*EXERCISE OBJECTIVE*: Each record is to be copied exactly as written.

*RECORDS TO USE*:
==============================

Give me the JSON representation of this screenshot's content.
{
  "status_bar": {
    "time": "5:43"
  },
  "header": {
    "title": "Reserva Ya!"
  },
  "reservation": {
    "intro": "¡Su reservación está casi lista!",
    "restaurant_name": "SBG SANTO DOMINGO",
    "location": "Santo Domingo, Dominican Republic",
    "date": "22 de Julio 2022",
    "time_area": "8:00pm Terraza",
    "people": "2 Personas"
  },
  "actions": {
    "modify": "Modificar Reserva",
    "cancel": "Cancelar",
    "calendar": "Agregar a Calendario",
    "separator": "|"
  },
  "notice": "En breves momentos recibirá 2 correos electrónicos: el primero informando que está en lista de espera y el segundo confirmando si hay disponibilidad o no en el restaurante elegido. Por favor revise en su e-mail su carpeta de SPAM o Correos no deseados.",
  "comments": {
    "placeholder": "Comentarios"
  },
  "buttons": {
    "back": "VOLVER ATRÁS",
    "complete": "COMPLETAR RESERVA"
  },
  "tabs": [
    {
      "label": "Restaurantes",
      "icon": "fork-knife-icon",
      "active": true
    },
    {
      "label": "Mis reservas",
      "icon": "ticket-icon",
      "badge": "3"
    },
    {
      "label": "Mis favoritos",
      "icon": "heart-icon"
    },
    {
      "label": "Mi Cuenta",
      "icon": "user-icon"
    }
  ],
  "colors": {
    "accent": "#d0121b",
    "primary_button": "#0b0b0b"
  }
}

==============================

*TASK ANSWER*:
Give me the JSON representation of this screenshot's content.
{
  "status_bar": {
    "time": "5:43"
  },
  "header": {
    "title": "Reserva Ya!"
  },
  "reservation": {
    "intro": "¡Su reservación está casi lista!",
    "restaurant_name": "SBG SANTO DOMINGO",
    "location": "Santo Domingo, Dominican Republic",
    "date": "22 de Julio 2022",
    "time_area": "8:00pm Terraza",
    "people": "2 Personas"
  },
  "actions": {
    "modify": "Modificar Reserva",
    "cancel": "Cancelar",
    "calendar": "Agregar a Calendario",
    "separator": "|"
  },
  "notice": "En breves momentos recibirá 2 correos electrónicos: el primero informando que está en lista de espera y el segundo confirmando si hay disponibilidad o no en el restaurante elegido. Por favor revise en su e-mail su carpeta de SPAM o Correos no deseados.",
  "comments": {
    "placeholder": "Comentarios"
  },
  "buttons": {
    "back": "VOLVER ATRÁS",
    "complete": "COMPLETAR RESERVA"
  },
  "tabs": [
    {
      "label": "Restaurantes",
      "icon": "fork-knife-icon",
      "active": true
    },
    {
      "label": "Mis reservas",
      "icon": "ticket-icon",
      "badge": "3"
    },
    {
      "label": "Mis favoritos",
      "icon": "heart-icon"
    },
    {
      "label": "Mi Cuenta",
      "icon": "user-icon"
    }
  ],
  "colors": {
    "accent": "#d0121b",
    "primary_button": "#0b0b0b"
  }
}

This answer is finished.